### Listed records ###
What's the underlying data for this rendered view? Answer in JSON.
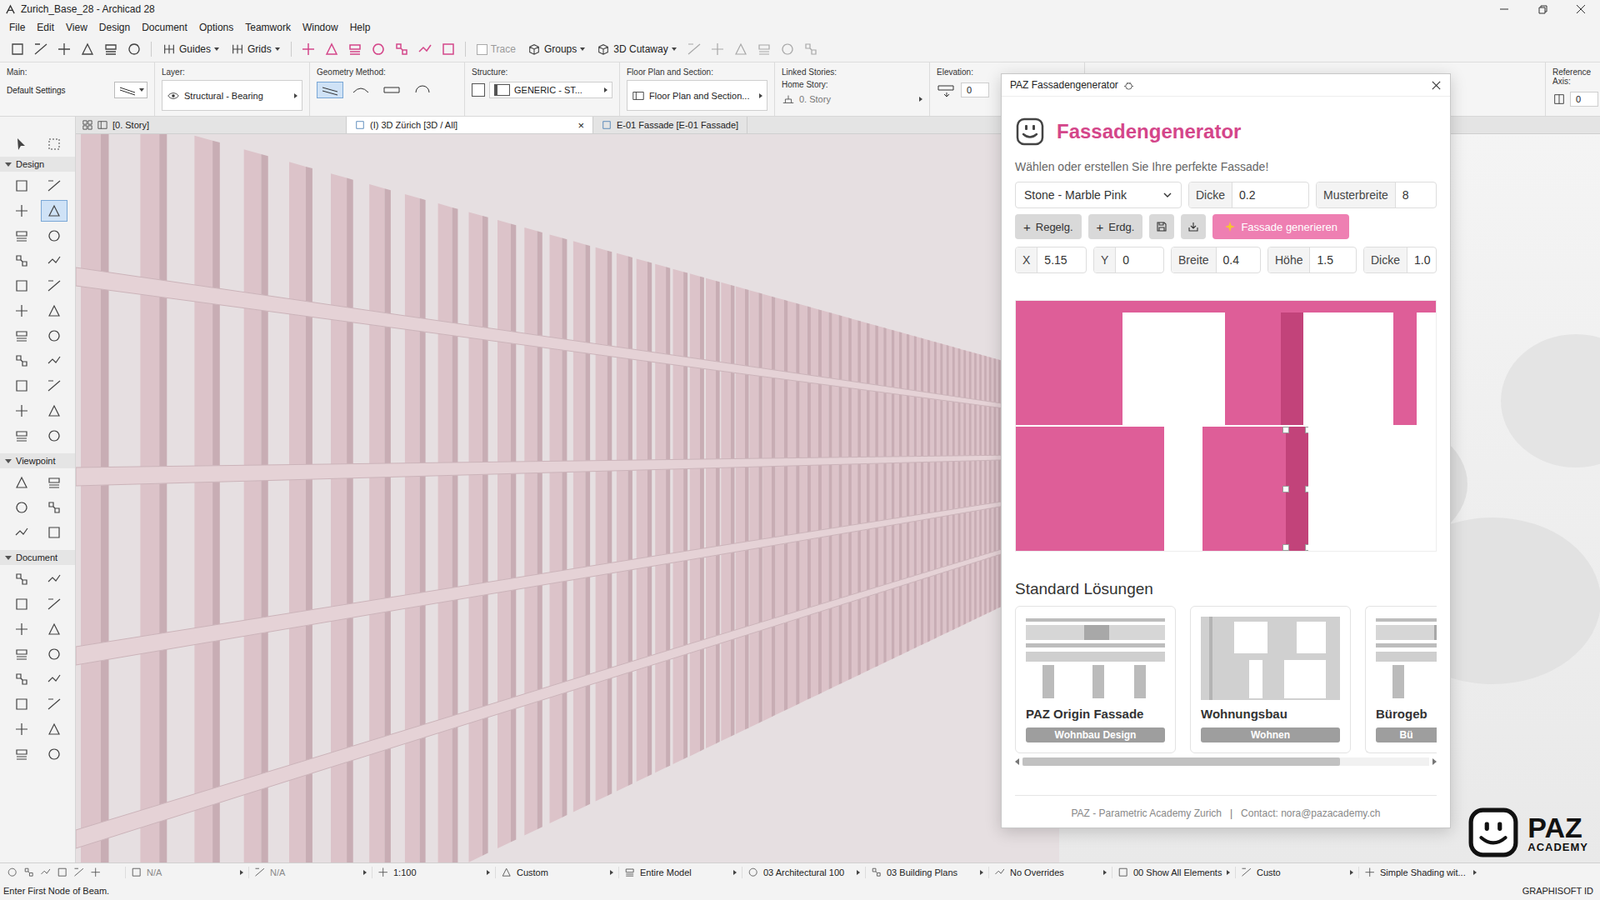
{
  "window": {
    "title": "Zurich_Base_28 - Archicad 28"
  },
  "menu": [
    "File",
    "Edit",
    "View",
    "Design",
    "Document",
    "Options",
    "Teamwork",
    "Window",
    "Help"
  ],
  "toolbar": {
    "left": [
      {
        "label": "Guides",
        "kind": "dropdown",
        "checked": false,
        "disabled": false
      },
      {
        "label": "Grids",
        "kind": "dropdown",
        "checked": false,
        "disabled": false
      }
    ],
    "right": [
      {
        "label": "Trace",
        "kind": "checkbox",
        "checked": false,
        "disabled": true
      },
      {
        "label": "Groups",
        "kind": "dropdown",
        "checked": false,
        "disabled": false
      },
      {
        "label": "3D Cutaway",
        "kind": "dropdown",
        "checked": false,
        "disabled": false
      }
    ]
  },
  "info_box": {
    "main": {
      "label": "Main:",
      "value": "Default Settings"
    },
    "layer": {
      "label": "Layer:",
      "value": "Structural - Bearing"
    },
    "geometry": {
      "label": "Geometry Method:",
      "methods": [
        {
          "selected": true
        },
        {
          "selected": false
        },
        {
          "selected": false
        },
        {
          "selected": false
        }
      ]
    },
    "structure": {
      "label": "Structure:",
      "value": "GENERIC - ST..."
    },
    "floor_plan": {
      "label": "Floor Plan and Section:",
      "value": "Floor Plan and Section..."
    },
    "linked": {
      "label": "Linked Stories:",
      "home_label": "Home Story:",
      "value": "0. Story"
    },
    "elevation": {
      "label": "Elevation:",
      "value": "0"
    },
    "reference_axis": {
      "label": "Reference Axis:",
      "value": "0"
    }
  },
  "tabs": {
    "navigator": "[0. Story]",
    "items": [
      {
        "label": "(I) 3D Zürich [3D / All]",
        "selected": true,
        "close": "×"
      },
      {
        "label": "E-01 Fassade [E-01 Fassade]",
        "selected": false,
        "close": ""
      }
    ]
  },
  "toolbox": {
    "sections": [
      {
        "label": "Design",
        "expanded": true,
        "tools": [
          {
            "selected": false
          },
          {
            "selected": false
          },
          {
            "selected": false
          },
          {
            "selected": true
          },
          {
            "selected": false
          },
          {
            "selected": false
          },
          {
            "selected": false
          },
          {
            "selected": false
          },
          {
            "selected": false
          },
          {
            "selected": false
          },
          {
            "selected": false
          },
          {
            "selected": false
          },
          {
            "selected": false
          },
          {
            "selected": false
          },
          {
            "selected": false
          },
          {
            "selected": false
          },
          {
            "selected": false
          },
          {
            "selected": false
          },
          {
            "selected": false
          },
          {
            "selected": false
          },
          {
            "selected": false
          },
          {
            "selected": false
          }
        ]
      },
      {
        "label": "Viewpoint",
        "expanded": true,
        "tools": [
          {
            "selected": false
          },
          {
            "selected": false
          },
          {
            "selected": false
          },
          {
            "selected": false
          },
          {
            "selected": false
          },
          {
            "selected": false
          }
        ]
      },
      {
        "label": "Document",
        "expanded": true,
        "tools": [
          {
            "selected": false
          },
          {
            "selected": false
          },
          {
            "selected": false
          },
          {
            "selected": false
          },
          {
            "selected": false
          },
          {
            "selected": false
          },
          {
            "selected": false
          },
          {
            "selected": false
          },
          {
            "selected": false
          },
          {
            "selected": false
          },
          {
            "selected": false
          },
          {
            "selected": false
          },
          {
            "selected": false
          },
          {
            "selected": false
          },
          {
            "selected": false
          },
          {
            "selected": false
          }
        ]
      }
    ]
  },
  "dialog": {
    "title": "PAZ Fassadengenerator",
    "heading": "Fassadengenerator",
    "subtitle": "Wählen oder erstellen Sie Ihre perfekte Fassade!",
    "material": "Stone - Marble Pink",
    "thickness": {
      "label": "Dicke",
      "value": "0.2"
    },
    "pattern_width": {
      "label": "Musterbreite",
      "value": "8"
    },
    "buttons": [
      {
        "kind": "text",
        "icon": "+",
        "label": "Regelg."
      },
      {
        "kind": "text",
        "icon": "+",
        "label": "Erdg."
      },
      {
        "kind": "save",
        "icon": "",
        "label": ""
      },
      {
        "kind": "import",
        "icon": "",
        "label": ""
      },
      {
        "kind": "primary",
        "icon": "",
        "label": "Fassade generieren"
      }
    ],
    "fields": [
      {
        "label": "X",
        "value": "5.15"
      },
      {
        "label": "Y",
        "value": "0"
      },
      {
        "label": "Breite",
        "value": "0.4"
      },
      {
        "label": "Höhe",
        "value": "1.5"
      },
      {
        "label": "Dicke",
        "value": "1.0"
      }
    ],
    "preview": {
      "selection_visible": true
    },
    "section_title": "Standard Lösungen",
    "solutions": [
      {
        "name": "PAZ Origin Fassade",
        "tag": "Wohnbau Design"
      },
      {
        "name": "Wohnungsbau",
        "tag": "Wohnen"
      },
      {
        "name": "Bürogeb",
        "tag": "Bü"
      }
    ],
    "scrollbar": {
      "level": 0.78
    },
    "footer": {
      "org": "PAZ - Parametric Academy Zurich",
      "separator": "|",
      "contact": "Contact: nora@pazacademy.ch"
    }
  },
  "status_bar": {
    "items": [
      {
        "text": "N/A",
        "disabled": true
      },
      {
        "text": "N/A",
        "disabled": true
      },
      {
        "text": "1:100",
        "disabled": false
      },
      {
        "text": "Custom",
        "disabled": false
      },
      {
        "text": "Entire Model",
        "disabled": false
      },
      {
        "text": "03 Architectural 100",
        "disabled": false
      },
      {
        "text": "03 Building Plans",
        "disabled": false
      },
      {
        "text": "No Overrides",
        "disabled": false
      },
      {
        "text": "00 Show All Elements",
        "disabled": false
      },
      {
        "text": "Custo",
        "disabled": false
      },
      {
        "text": "Simple Shading wit...",
        "disabled": false
      }
    ]
  },
  "prompt": "Enter First Node of Beam.",
  "account": "GRAPHISOFT ID",
  "watermark": {
    "name": "PAZ",
    "sub": "ACADEMY"
  }
}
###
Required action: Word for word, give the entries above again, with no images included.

Task response:
What's the underlying data for this rendered view? Answer in JSON.
{
  "window": {
    "title": "Zurich_Base_28 - Archicad 28"
  },
  "menu": [
    "File",
    "Edit",
    "View",
    "Design",
    "Document",
    "Options",
    "Teamwork",
    "Window",
    "Help"
  ],
  "toolbar": {
    "left": [
      {
        "label": "Guides",
        "kind": "dropdown",
        "checked": false,
        "disabled": false
      },
      {
        "label": "Grids",
        "kind": "dropdown",
        "checked": false,
        "disabled": false
      }
    ],
    "right": [
      {
        "label": "Trace",
        "kind": "checkbox",
        "checked": false,
        "disabled": true
      },
      {
        "label": "Groups",
        "kind": "dropdown",
        "checked": false,
        "disabled": false
      },
      {
        "label": "3D Cutaway",
        "kind": "dropdown",
        "checked": false,
        "disabled": false
      }
    ]
  },
  "info_box": {
    "main": {
      "label": "Main:",
      "value": "Default Settings"
    },
    "layer": {
      "label": "Layer:",
      "value": "Structural - Bearing"
    },
    "geometry": {
      "label": "Geometry Method:",
      "methods": [
        {
          "selected": true
        },
        {
          "selected": false
        },
        {
          "selected": false
        },
        {
          "selected": false
        }
      ]
    },
    "structure": {
      "label": "Structure:",
      "value": "GENERIC - ST..."
    },
    "floor_plan": {
      "label": "Floor Plan and Section:",
      "value": "Floor Plan and Section..."
    },
    "linked": {
      "label": "Linked Stories:",
      "home_label": "Home Story:",
      "value": "0. Story"
    },
    "elevation": {
      "label": "Elevation:",
      "value": "0"
    },
    "reference_axis": {
      "label": "Reference Axis:",
      "value": "0"
    }
  },
  "tabs": {
    "navigator": "[0. Story]",
    "items": [
      {
        "label": "(I) 3D Zürich [3D / All]",
        "selected": true,
        "close": "×"
      },
      {
        "label": "E-01 Fassade [E-01 Fassade]",
        "selected": false,
        "close": ""
      }
    ]
  },
  "toolbox": {
    "sections": [
      {
        "label": "Design",
        "expanded": true,
        "tools": [
          {
            "selected": false
          },
          {
            "selected": false
          },
          {
            "selected": false
          },
          {
            "selected": true
          },
          {
            "selected": false
          },
          {
            "selected": false
          },
          {
            "selected": false
          },
          {
            "selected": false
          },
          {
            "selected": false
          },
          {
            "selected": false
          },
          {
            "selected": false
          },
          {
            "selected": false
          },
          {
            "selected": false
          },
          {
            "selected": false
          },
          {
            "selected": false
          },
          {
            "selected": false
          },
          {
            "selected": false
          },
          {
            "selected": false
          },
          {
            "selected": false
          },
          {
            "selected": false
          },
          {
            "selected": false
          },
          {
            "selected": false
          }
        ]
      },
      {
        "label": "Viewpoint",
        "expanded": true,
        "tools": [
          {
            "selected": false
          },
          {
            "selected": false
          },
          {
            "selected": false
          },
          {
            "selected": false
          },
          {
            "selected": false
          },
          {
            "selected": false
          }
        ]
      },
      {
        "label": "Document",
        "expanded": true,
        "tools": [
          {
            "selected": false
          },
          {
            "selected": false
          },
          {
            "selected": false
          },
          {
            "selected": false
          },
          {
            "selected": false
          },
          {
            "selected": false
          },
          {
            "selected": false
          },
          {
            "selected": false
          },
          {
            "selected": false
          },
          {
            "selected": false
          },
          {
            "selected": false
          },
          {
            "selected": false
          },
          {
            "selected": false
          },
          {
            "selected": false
          },
          {
            "selected": false
          },
          {
            "selected": false
          }
        ]
      }
    ]
  },
  "dialog": {
    "title": "PAZ Fassadengenerator",
    "heading": "Fassadengenerator",
    "subtitle": "Wählen oder erstellen Sie Ihre perfekte Fassade!",
    "material": "Stone - Marble Pink",
    "thickness": {
      "label": "Dicke",
      "value": "0.2"
    },
    "pattern_width": {
      "label": "Musterbreite",
      "value": "8"
    },
    "buttons": [
      {
        "kind": "text",
        "icon": "+",
        "label": "Regelg."
      },
      {
        "kind": "text",
        "icon": "+",
        "label": "Erdg."
      },
      {
        "kind": "save",
        "icon": "",
        "label": ""
      },
      {
        "kind": "import",
        "icon": "",
        "label": ""
      },
      {
        "kind": "primary",
        "icon": "",
        "label": "Fassade generieren"
      }
    ],
    "fields": [
      {
        "label": "X",
        "value": "5.15"
      },
      {
        "label": "Y",
        "value": "0"
      },
      {
        "label": "Breite",
        "value": "0.4"
      },
      {
        "label": "Höhe",
        "value": "1.5"
      },
      {
        "label": "Dicke",
        "value": "1.0"
      }
    ],
    "preview": {
      "selection_visible": true
    },
    "section_title": "Standard Lösungen",
    "solutions": [
      {
        "name": "PAZ Origin Fassade",
        "tag": "Wohnbau Design"
      },
      {
        "name": "Wohnungsbau",
        "tag": "Wohnen"
      },
      {
        "name": "Bürogeb",
        "tag": "Bü"
      }
    ],
    "scrollbar": {
      "level": 0.78
    },
    "footer": {
      "org": "PAZ - Parametric Academy Zurich",
      "separator": "|",
      "contact": "Contact: nora@pazacademy.ch"
    }
  },
  "status_bar": {
    "items": [
      {
        "text": "N/A",
        "disabled": true
      },
      {
        "text": "N/A",
        "disabled": true
      },
      {
        "text": "1:100",
        "disabled": false
      },
      {
        "text": "Custom",
        "disabled": false
      },
      {
        "text": "Entire Model",
        "disabled": false
      },
      {
        "text": "03 Architectural 100",
        "disabled": false
      },
      {
        "text": "03 Building Plans",
        "disabled": false
      },
      {
        "text": "No Overrides",
        "disabled": false
      },
      {
        "text": "00 Show All Elements",
        "disabled": false
      },
      {
        "text": "Custo",
        "disabled": false
      },
      {
        "text": "Simple Shading wit...",
        "disabled": false
      }
    ]
  },
  "prompt": "Enter First Node of Beam.",
  "account": "GRAPHISOFT ID",
  "watermark": {
    "name": "PAZ",
    "sub": "ACADEMY"
  }
}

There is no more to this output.